#### Task material
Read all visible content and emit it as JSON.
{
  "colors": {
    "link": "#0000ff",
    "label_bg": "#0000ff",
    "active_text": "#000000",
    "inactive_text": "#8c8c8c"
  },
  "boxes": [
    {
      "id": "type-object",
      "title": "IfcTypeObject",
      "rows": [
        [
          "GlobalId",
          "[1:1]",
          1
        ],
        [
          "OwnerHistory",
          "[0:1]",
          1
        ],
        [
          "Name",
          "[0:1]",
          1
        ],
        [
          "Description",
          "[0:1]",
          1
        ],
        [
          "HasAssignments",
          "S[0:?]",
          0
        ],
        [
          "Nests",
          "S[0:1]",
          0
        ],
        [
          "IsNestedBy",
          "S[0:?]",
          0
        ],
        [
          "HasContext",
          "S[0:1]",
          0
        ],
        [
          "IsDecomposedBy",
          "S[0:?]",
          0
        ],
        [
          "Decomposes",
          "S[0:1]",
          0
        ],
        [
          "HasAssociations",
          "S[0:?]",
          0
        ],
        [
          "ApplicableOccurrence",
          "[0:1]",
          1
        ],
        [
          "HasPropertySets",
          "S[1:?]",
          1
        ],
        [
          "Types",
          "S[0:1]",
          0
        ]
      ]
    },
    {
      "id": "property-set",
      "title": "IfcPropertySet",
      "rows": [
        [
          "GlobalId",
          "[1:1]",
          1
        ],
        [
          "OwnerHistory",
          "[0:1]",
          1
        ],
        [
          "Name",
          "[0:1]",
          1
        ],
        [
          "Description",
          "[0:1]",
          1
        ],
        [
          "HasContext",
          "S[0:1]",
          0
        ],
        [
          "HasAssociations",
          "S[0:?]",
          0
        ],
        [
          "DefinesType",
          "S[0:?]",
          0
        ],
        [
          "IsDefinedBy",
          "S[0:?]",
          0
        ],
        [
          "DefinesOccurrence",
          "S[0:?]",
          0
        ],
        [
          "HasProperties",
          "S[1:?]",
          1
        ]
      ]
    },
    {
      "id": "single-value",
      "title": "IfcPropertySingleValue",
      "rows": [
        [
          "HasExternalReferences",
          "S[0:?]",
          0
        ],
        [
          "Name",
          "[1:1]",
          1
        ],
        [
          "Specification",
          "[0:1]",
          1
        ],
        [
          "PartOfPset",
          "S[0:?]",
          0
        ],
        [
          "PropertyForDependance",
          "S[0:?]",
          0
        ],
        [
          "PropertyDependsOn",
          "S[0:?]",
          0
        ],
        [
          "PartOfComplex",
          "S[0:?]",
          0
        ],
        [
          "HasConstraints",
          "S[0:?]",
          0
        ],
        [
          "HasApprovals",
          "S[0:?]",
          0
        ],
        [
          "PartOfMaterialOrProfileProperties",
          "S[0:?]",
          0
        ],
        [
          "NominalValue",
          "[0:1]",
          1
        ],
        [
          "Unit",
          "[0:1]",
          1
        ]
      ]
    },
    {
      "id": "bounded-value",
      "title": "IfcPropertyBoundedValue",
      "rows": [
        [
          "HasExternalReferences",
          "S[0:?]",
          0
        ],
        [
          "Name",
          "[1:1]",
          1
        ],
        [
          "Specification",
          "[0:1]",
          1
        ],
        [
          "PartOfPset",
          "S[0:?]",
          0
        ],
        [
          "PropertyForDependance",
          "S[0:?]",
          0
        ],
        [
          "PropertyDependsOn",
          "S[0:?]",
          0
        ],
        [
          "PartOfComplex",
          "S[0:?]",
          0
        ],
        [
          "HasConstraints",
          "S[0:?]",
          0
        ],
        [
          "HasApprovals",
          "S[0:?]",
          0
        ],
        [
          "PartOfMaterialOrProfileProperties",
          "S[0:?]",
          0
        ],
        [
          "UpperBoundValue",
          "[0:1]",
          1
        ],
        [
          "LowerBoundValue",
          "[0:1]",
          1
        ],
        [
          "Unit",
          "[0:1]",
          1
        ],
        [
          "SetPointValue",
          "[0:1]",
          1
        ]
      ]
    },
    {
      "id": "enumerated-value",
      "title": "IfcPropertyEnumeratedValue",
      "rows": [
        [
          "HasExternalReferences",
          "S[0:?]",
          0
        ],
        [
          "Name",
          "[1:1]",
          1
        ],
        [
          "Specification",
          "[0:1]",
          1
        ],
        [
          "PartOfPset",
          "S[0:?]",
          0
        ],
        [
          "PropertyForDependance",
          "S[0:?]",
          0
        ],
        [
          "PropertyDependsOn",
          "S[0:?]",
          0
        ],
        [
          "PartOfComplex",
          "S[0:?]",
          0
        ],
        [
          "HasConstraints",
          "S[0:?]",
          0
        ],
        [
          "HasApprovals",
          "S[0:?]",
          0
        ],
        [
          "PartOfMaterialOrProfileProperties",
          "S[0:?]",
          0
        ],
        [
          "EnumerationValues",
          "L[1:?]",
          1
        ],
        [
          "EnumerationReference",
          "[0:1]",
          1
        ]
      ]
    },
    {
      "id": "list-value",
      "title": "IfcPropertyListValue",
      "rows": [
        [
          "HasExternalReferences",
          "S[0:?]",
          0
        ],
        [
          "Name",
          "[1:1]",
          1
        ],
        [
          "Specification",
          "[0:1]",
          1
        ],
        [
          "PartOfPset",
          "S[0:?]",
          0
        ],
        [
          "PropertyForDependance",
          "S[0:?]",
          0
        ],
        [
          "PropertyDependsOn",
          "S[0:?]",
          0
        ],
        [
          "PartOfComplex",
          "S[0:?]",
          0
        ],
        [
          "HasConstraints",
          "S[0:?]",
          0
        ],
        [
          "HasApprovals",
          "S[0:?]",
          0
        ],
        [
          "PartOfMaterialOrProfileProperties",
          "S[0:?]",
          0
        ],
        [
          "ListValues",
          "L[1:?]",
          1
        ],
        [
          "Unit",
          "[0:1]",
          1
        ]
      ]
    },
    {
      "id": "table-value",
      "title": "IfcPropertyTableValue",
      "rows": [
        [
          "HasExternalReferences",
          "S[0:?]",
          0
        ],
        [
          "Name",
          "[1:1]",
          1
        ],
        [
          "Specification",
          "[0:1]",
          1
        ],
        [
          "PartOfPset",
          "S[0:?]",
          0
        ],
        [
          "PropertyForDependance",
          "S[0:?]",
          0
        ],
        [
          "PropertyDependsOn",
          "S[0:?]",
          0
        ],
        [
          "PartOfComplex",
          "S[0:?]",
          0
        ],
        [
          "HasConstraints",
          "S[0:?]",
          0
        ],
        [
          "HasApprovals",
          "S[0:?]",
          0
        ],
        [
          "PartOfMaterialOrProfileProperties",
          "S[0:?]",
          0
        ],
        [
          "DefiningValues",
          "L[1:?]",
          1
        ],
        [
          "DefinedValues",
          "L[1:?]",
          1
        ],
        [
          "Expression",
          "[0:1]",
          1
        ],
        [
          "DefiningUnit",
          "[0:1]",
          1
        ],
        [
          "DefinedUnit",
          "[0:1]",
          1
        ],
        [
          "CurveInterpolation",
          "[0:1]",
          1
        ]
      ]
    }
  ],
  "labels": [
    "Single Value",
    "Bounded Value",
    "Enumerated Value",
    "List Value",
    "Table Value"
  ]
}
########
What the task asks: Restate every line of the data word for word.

Answer space:
Read all visible content and emit it as JSON.
{
  "colors": {
    "link": "#0000ff",
    "label_bg": "#0000ff",
    "active_text": "#000000",
    "inactive_text": "#8c8c8c"
  },
  "boxes": [
    {
      "id": "type-object",
      "title": "IfcTypeObject",
      "rows": [
        [
          "GlobalId",
          "[1:1]",
          1
        ],
        [
          "OwnerHistory",
          "[0:1]",
          1
        ],
        [
          "Name",
          "[0:1]",
          1
        ],
        [
          "Description",
          "[0:1]",
          1
        ],
        [
          "HasAssignments",
          "S[0:?]",
          0
        ],
        [
          "Nests",
          "S[0:1]",
          0
        ],
        [
          "IsNestedBy",
          "S[0:?]",
          0
        ],
        [
          "HasContext",
          "S[0:1]",
          0
        ],
        [
          "IsDecomposedBy",
          "S[0:?]",
          0
        ],
        [
          "Decomposes",
          "S[0:1]",
          0
        ],
        [
          "HasAssociations",
          "S[0:?]",
          0
        ],
        [
          "ApplicableOccurrence",
          "[0:1]",
          1
        ],
        [
          "HasPropertySets",
          "S[1:?]",
          1
        ],
        [
          "Types",
          "S[0:1]",
          0
        ]
      ]
    },
    {
      "id": "property-set",
      "title": "IfcPropertySet",
      "rows": [
        [
          "GlobalId",
          "[1:1]",
          1
        ],
        [
          "OwnerHistory",
          "[0:1]",
          1
        ],
        [
          "Name",
          "[0:1]",
          1
        ],
        [
          "Description",
          "[0:1]",
          1
        ],
        [
          "HasContext",
          "S[0:1]",
          0
        ],
        [
          "HasAssociations",
          "S[0:?]",
          0
        ],
        [
          "DefinesType",
          "S[0:?]",
          0
        ],
        [
          "IsDefinedBy",
          "S[0:?]",
          0
        ],
        [
          "DefinesOccurrence",
          "S[0:?]",
          0
        ],
        [
          "HasProperties",
          "S[1:?]",
          1
        ]
      ]
    },
    {
      "id": "single-value",
      "title": "IfcPropertySingleValue",
      "rows": [
        [
          "HasExternalReferences",
          "S[0:?]",
          0
        ],
        [
          "Name",
          "[1:1]",
          1
        ],
        [
          "Specification",
          "[0:1]",
          1
        ],
        [
          "PartOfPset",
          "S[0:?]",
          0
        ],
        [
          "PropertyForDependance",
          "S[0:?]",
          0
        ],
        [
          "PropertyDependsOn",
          "S[0:?]",
          0
        ],
        [
          "PartOfComplex",
          "S[0:?]",
          0
        ],
        [
          "HasConstraints",
          "S[0:?]",
          0
        ],
        [
          "HasApprovals",
          "S[0:?]",
          0
        ],
        [
          "PartOfMaterialOrProfileProperties",
          "S[0:?]",
          0
        ],
        [
          "NominalValue",
          "[0:1]",
          1
        ],
        [
          "Unit",
          "[0:1]",
          1
        ]
      ]
    },
    {
      "id": "bounded-value",
      "title": "IfcPropertyBoundedValue",
      "rows": [
        [
          "HasExternalReferences",
          "S[0:?]",
          0
        ],
        [
          "Name",
          "[1:1]",
          1
        ],
        [
          "Specification",
          "[0:1]",
          1
        ],
        [
          "PartOfPset",
          "S[0:?]",
          0
        ],
        [
          "PropertyForDependance",
          "S[0:?]",
          0
        ],
        [
          "PropertyDependsOn",
          "S[0:?]",
          0
        ],
        [
          "PartOfComplex",
          "S[0:?]",
          0
        ],
        [
          "HasConstraints",
          "S[0:?]",
          0
        ],
        [
          "HasApprovals",
          "S[0:?]",
          0
        ],
        [
          "PartOfMaterialOrProfileProperties",
          "S[0:?]",
          0
        ],
        [
          "UpperBoundValue",
          "[0:1]",
          1
        ],
        [
          "LowerBoundValue",
          "[0:1]",
          1
        ],
        [
          "Unit",
          "[0:1]",
          1
        ],
        [
          "SetPointValue",
          "[0:1]",
          1
        ]
      ]
    },
    {
      "id": "enumerated-value",
      "title": "IfcPropertyEnumeratedValue",
      "rows": [
        [
          "HasExternalReferences",
          "S[0:?]",
          0
        ],
        [
          "Name",
          "[1:1]",
          1
        ],
        [
          "Specification",
          "[0:1]",
          1
        ],
        [
          "PartOfPset",
          "S[0:?]",
          0
        ],
        [
          "PropertyForDependance",
          "S[0:?]",
          0
        ],
        [
          "PropertyDependsOn",
          "S[0:?]",
          0
        ],
        [
          "PartOfComplex",
          "S[0:?]",
          0
        ],
        [
          "HasConstraints",
          "S[0:?]",
          0
        ],
        [
          "HasApprovals",
          "S[0:?]",
          0
        ],
        [
          "PartOfMaterialOrProfileProperties",
          "S[0:?]",
          0
        ],
        [
          "EnumerationValues",
          "L[1:?]",
          1
        ],
        [
          "EnumerationReference",
          "[0:1]",
          1
        ]
      ]
    },
    {
      "id": "list-value",
      "title": "IfcPropertyListValue",
      "rows": [
        [
          "HasExternalReferences",
          "S[0:?]",
          0
        ],
        [
          "Name",
          "[1:1]",
          1
        ],
        [
          "Specification",
          "[0:1]",
          1
        ],
        [
          "PartOfPset",
          "S[0:?]",
          0
        ],
        [
          "PropertyForDependance",
          "S[0:?]",
          0
        ],
        [
          "PropertyDependsOn",
          "S[0:?]",
          0
        ],
        [
          "PartOfComplex",
          "S[0:?]",
          0
        ],
        [
          "HasConstraints",
          "S[0:?]",
          0
        ],
        [
          "HasApprovals",
          "S[0:?]",
          0
        ],
        [
          "PartOfMaterialOrProfileProperties",
          "S[0:?]",
          0
        ],
        [
          "ListValues",
          "L[1:?]",
          1
        ],
        [
          "Unit",
          "[0:1]",
          1
        ]
      ]
    },
    {
      "id": "table-value",
      "title": "IfcPropertyTableValue",
      "rows": [
        [
          "HasExternalReferences",
          "S[0:?]",
          0
        ],
        [
          "Name",
          "[1:1]",
          1
        ],
        [
          "Specification",
          "[0:1]",
          1
        ],
        [
          "PartOfPset",
          "S[0:?]",
          0
        ],
        [
          "PropertyForDependance",
          "S[0:?]",
          0
        ],
        [
          "PropertyDependsOn",
          "S[0:?]",
          0
        ],
        [
          "PartOfComplex",
          "S[0:?]",
          0
        ],
        [
          "HasConstraints",
          "S[0:?]",
          0
        ],
        [
          "HasApprovals",
          "S[0:?]",
          0
        ],
        [
          "PartOfMaterialOrProfileProperties",
          "S[0:?]",
          0
        ],
        [
          "DefiningValues",
          "L[1:?]",
          1
        ],
        [
          "DefinedValues",
          "L[1:?]",
          1
        ],
        [
          "Expression",
          "[0:1]",
          1
        ],
        [
          "DefiningUnit",
          "[0:1]",
          1
        ],
        [
          "DefinedUnit",
          "[0:1]",
          1
        ],
        [
          "CurveInterpolation",
          "[0:1]",
          1
        ]
      ]
    }
  ],
  "labels": [
    "Single Value",
    "Bounded Value",
    "Enumerated Value",
    "List Value",
    "Table Value"
  ]
}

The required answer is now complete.